“I was that girl,” Rihanna said of their brief reconciliation. “That girl who felt that as much pain as this relationship is, maybe some people are built stronger than others. Maybe I’m one of those people built to handle s— like this. Maybe I’m the person who’s almost the guardian angel to this person, to be there when they’re not strong enough, when they’re not understanding the world, when they just need someone to encourage them in a positive way and say the right thing.”
Rihanna admitted to thinking she could change Brown.
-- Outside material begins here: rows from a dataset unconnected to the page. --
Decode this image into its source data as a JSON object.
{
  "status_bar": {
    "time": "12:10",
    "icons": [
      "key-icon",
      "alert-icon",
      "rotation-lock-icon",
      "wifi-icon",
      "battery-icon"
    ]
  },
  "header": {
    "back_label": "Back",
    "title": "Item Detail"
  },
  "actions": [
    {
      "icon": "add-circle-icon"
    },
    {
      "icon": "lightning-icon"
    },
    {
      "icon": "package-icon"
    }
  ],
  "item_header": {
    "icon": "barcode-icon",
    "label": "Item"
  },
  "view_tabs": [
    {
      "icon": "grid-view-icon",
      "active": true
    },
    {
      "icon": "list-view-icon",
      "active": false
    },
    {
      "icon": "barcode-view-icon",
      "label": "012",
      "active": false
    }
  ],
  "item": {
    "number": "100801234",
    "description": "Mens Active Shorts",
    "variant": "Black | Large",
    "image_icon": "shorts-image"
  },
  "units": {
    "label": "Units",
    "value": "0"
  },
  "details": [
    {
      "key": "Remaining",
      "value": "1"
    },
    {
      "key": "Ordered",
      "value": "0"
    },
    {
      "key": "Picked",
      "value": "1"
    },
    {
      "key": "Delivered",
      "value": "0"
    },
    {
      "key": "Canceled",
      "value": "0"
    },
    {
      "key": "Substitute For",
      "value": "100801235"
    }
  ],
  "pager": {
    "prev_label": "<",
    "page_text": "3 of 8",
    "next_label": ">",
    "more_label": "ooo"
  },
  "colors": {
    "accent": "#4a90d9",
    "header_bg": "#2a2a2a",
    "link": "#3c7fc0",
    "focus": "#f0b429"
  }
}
“A hundred percent. I was very protective of him,” she said. “I felt that people didn’t understand him. Even after … But you know, you realize after a while that in that situation you’re the enemy.”
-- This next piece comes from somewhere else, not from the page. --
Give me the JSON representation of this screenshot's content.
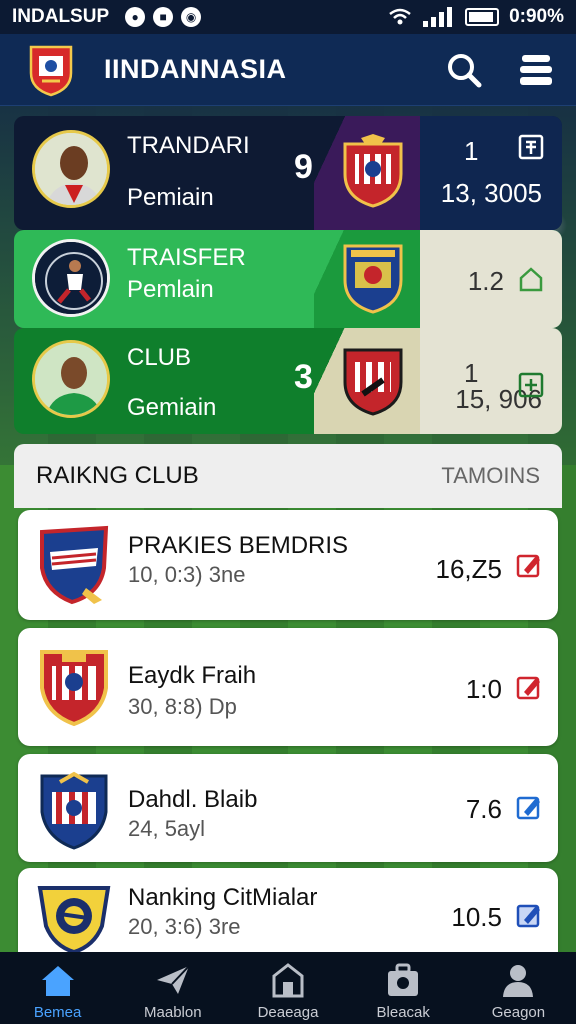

Rihanna, who was most recently linked to rapper Travis Scott, understands why her experience with Brown continues to be discussed. She spoke openly to VF about what it feels like to be a de facto poster child for domestic violence.
“It’s in the past, and I don’t want to say, ‘Get over it,’ because it’s a very serious thing that is still relevant; it’s still real,” she said. “A lot of women, a lot of young girls, are still going through it. A lot of young boys too.”
She continued, “It’s not a subject to sweep under the rug, so I can’t just dismiss it like it wasn’t anything, or I don’t take it seriously. But, for me, and anyone who’s been a victim of domestic abuse, nobody wants to even remember it. Nobody even wants to admit it. So to talk about it and say it once, much less 200 times, is like … I have to be punished for it? It didn’t sit well with me.”
Years later, the media’s portrayal of her relationships continues to have an impact on her approach to dating.
“I’m the worst. I see a rumor and I’m not calling [them] back,” she said. “I’ve had to be so conscious about people – what they say and why people want to be with me, why people want to sleep with me … It makes me very guarded and protective. I learned the hard way.”
All too often, much ado is made about men she’s just started getting to know, Rihanna explained.
“Some guys … I don’t even have their number. You would not even believe it,” she told the magazine while laughing. “I’m serious, hand to God.”
Although a friends with-benefits situation might be easier, the idea of sex for fun ultimately turns her off.
“If I wanted to, I would completely do that,” Rihanna said. “I am going to do what makes me feel happy, what I feel like doing. But that would be empty for me; that to me is a hollow move. I would wake up the next day feeling like shit.”
At the end of the day, Rihanna sees all the challenges she faces as temporary situations that reveal her character.
“Even tragedy, every trial in your life, is a test,” she explained. “It’s like a class – you take an exam, and if you pass, you move on to the next. You still have to take another test and prove yourself again.”
For more on Rihanna’s perspective and her stunning shots by Annie Leibovitz, pick up the latest issue of Vanity Fair.